Marked at the outset by fanaticism, which, though cruel, was at least conscientious, Fouché’s character deteriorated in and after the year 1794 into one of calculating cunning. The transition represented all that was worst in the life of France during the period of the Revolution and Empire. In Fouché the enthusiasm of the earlier period appeared as a cold, selfish and remorseless fanaticism; in him the bureaucracy of the period 1795–1799 and the autocracy of Napoleon found their ablest instrument. Yet his intellectual pride prevented him sinking to the level of a mere tool. His relations to Napoleon were marked by a certain aloofness. He multiplied the means of resistance even to that irresistible autocrat, so that though removed from office, he was never wholly disgraced. Despised by all for his tergiversations, he nevertheless was sought by all on account of his cleverness.

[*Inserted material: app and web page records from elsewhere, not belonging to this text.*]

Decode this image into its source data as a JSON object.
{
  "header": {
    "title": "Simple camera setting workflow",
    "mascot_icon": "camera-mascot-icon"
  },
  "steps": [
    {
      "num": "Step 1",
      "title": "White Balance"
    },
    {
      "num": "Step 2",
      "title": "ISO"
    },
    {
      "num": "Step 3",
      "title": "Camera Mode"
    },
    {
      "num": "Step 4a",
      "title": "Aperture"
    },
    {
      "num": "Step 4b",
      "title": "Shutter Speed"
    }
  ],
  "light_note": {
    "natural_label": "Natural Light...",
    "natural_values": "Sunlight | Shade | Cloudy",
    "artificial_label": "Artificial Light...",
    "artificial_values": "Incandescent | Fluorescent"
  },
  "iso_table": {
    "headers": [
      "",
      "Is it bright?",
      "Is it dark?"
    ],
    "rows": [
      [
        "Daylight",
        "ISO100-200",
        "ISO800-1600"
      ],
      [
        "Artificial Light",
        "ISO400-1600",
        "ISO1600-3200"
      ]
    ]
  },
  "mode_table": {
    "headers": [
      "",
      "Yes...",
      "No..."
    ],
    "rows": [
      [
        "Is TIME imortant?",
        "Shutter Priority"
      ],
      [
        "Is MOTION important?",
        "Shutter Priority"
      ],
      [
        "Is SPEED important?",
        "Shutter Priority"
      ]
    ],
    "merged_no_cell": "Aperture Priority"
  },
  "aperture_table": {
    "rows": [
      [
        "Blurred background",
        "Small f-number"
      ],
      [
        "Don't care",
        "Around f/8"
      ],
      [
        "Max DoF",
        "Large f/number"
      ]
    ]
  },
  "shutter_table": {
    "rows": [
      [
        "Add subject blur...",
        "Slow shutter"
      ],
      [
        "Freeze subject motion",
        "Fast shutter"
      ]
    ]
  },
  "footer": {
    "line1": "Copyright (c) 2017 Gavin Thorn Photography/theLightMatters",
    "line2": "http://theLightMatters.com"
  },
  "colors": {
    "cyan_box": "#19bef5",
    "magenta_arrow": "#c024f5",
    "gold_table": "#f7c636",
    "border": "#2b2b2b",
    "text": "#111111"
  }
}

He repaid the contempt of his superiors and the adulation of his inferiors by a mask of impenetrable reserve or scorn. He sought for power and neglected no means to make himself serviceable to the party whose success appeared to be imminent. Yet, while appearing to be the servant of the victors, present or prospective, he never gave himself to any one party. In this versatility he resembles Talleyrand, of whom he was a coarse replica. Both professed, under all their shifts and turns, to be desirous of serving France. Talleyrand certainly did so in the sphere of diplomacy; Fouché may occasionally have done so in the sphere of intrigue.